A second helping of a trilogy cooks up countless horrors and paranormal events. Read full book review >
Drop-Dead Gorgeous by Navy Topaz
Released: Aug. 10, 2016

"Chick-lit fantasy at its most textbook, with a predictable but fun Hollywood plot."
A woman raised to believe that she's an ugly duckling gets a life-changing makeover in this tale of beauty, both inside and out. Read full book review >
Kirkus Interview
Maria Goodavage
October 24, 2016

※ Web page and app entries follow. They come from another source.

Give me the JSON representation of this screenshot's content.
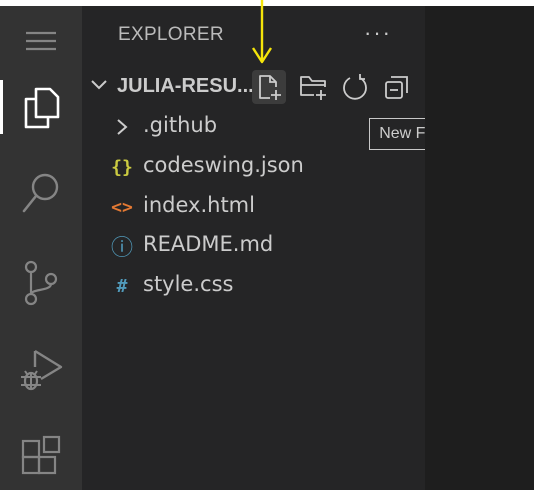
{
  "explorer": {
    "title": "EXPLORER",
    "more_label": "···",
    "folder_name": "JULIA-RESU...",
    "tooltip": "New File..."
  },
  "files": [
    {
      "name": ".github",
      "icon": "chevron-right-icon",
      "icon_text": "",
      "icon_color": "#cccccc"
    },
    {
      "name": "codeswing.json",
      "icon": "json-braces-icon",
      "icon_text": "{}",
      "icon_color": "#cbcb41"
    },
    {
      "name": "index.html",
      "icon": "html-angle-icon",
      "icon_text": "<>",
      "icon_color": "#e37933"
    },
    {
      "name": "README.md",
      "icon": "info-icon",
      "icon_text": "ⓘ",
      "icon_color": "#519aba"
    },
    {
      "name": "style.css",
      "icon": "css-hash-icon",
      "icon_text": "#",
      "icon_color": "#519aba"
    }
  ],
  "colors": {
    "activity_bar": "#333333",
    "sidebar": "#252526",
    "editor": "#1e1e1e",
    "annotation_arrow": "#f5e50a"
  }
}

Wherever the president goes, there will be dogs. They’ll be there no matter what the country or state. They’ll be there regardless of the political climate, the danger level, the weather, or the hour. Maria Goodavage’s new book Secret Service Dogs immerses readers in the heart of this elite world of canine teams who protect first families, popes, and presidential candidates: the selection of dogs and handlers, their year-round training, their missions around the world, and, most important, the bond—the glue that holds the teams together and can mean the difference between finding bombs and terrorists or letting them slip by. Secret Service Dogs celebrates the Secret Service’s most unforgettable canine heroes. It is a must-read for fans of Maria Goodavage, anyone who wants a rare inside view of the United States Secret Service, or just loves dogs. “Goodavage’s subjects and their companions are quirky and dedicated enough to engage readers wondering about those dogs on the White House lawn,” our reviewer writes. View video >